Unlike last year, however, the plan this summer is to rent my loft here in town out rather than letting it lie fallow. This introduces the typical moving complications that I’m used to dealing with, but one that I’m not. One that involves telephony. One that I’d love suggestions on.
Herewith a description of the problem, past solutions, and so on.
A few years back, we acquired the 866-RED-MONK vanity toll-free number, which has proven reasonably popular. At least among the non-PR types that don’t default to my cell phone given any opportunity. The way it works currently is this: AT&T holds the toll-free, and redirects to a number of our choice. It used to be our number in Maine when I was based there, but these days it points to the landline here at the home office. This works fine when I’m here, and less fine when I’m not.
When I’m not here, obviously I’d prefer to not have the toll free point to a line here. Initially, I thought Grand Central would prove to be the perfect solution, and tried to point our toll-free at that. AT&T disagreed, and declined to point our toll-free at a number that didn’t have a physical address associated with it. Ultimately, my “brilliant solution” was forwarding the landline to Grand Central, so someone calling the toll free would get bounced as follows:
Toll-Free==>Landline==>Grand Central==>Grand Central #s
Fun stuff. With renters poised to occupy the space here, however, I’m not going to be able to pull that off this summer, as I need to disconnect the line. Ergo, I need a more elegant, not to mention permanent, solution.
Here are the things I’m thinking of.
- Move the Landline to VOIP, Point the Toll Free at That:
This has the same problem as Grand Central – the lack of a physical address – though I could probably fake this better simply by billing it to the office here in Denver. Still, it’s unclear if I could sneak this by AT&T.
- Move the Toll Free to Someone Other Than AT&T:
I’d be happy to do this, but know very little about toll-free providers. Particularly whether any of them are VOIP friendly or not.
- Lose the Toll Free:
It’s not essential to our business, but I’d prefer not to lose it if that can be avoided.
- Get a Landline in Maine, Point the Toll Free at That:
This is problematic, due to the fact that getting additional lines at the family place is complicated (we’re on an island), and that I don’t typically rent an office for the entire duration of my stay.

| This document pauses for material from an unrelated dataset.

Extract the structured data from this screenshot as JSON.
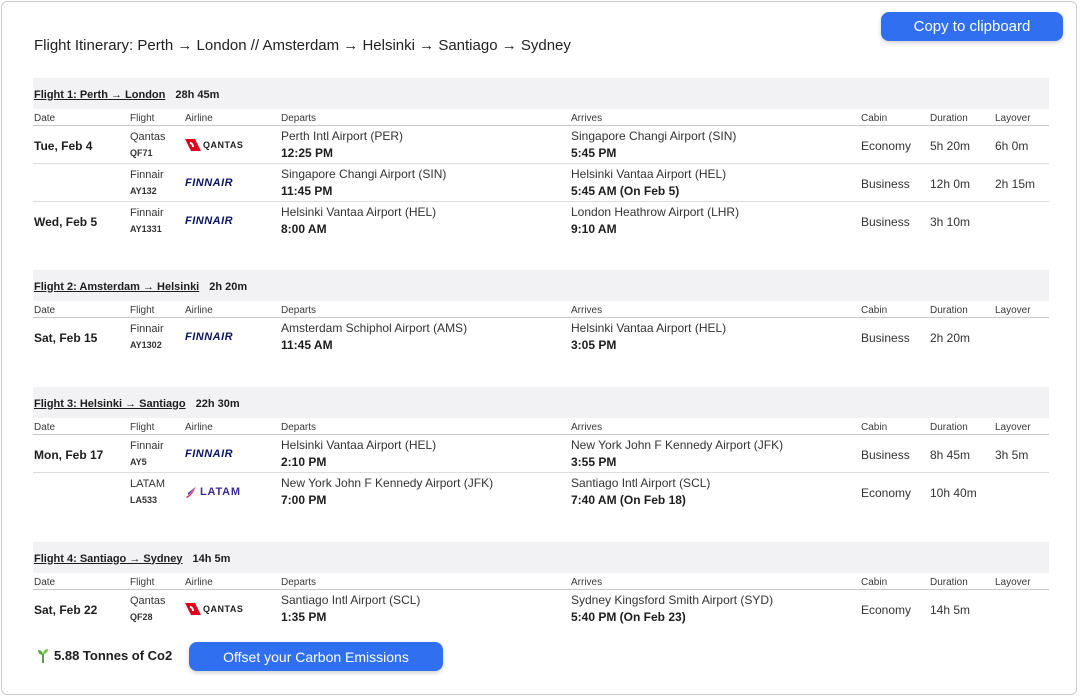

- Point the Landline at Another RedMonk Employee:
We could do this, of course, but given that a great many of the people that dial the toll-free are looking for me specifically, this would be less than convenient.
As you can see, none of my options are looking great. Those of you with more VOIP expertise than I possess are actively encouraged to suggest anything that might work.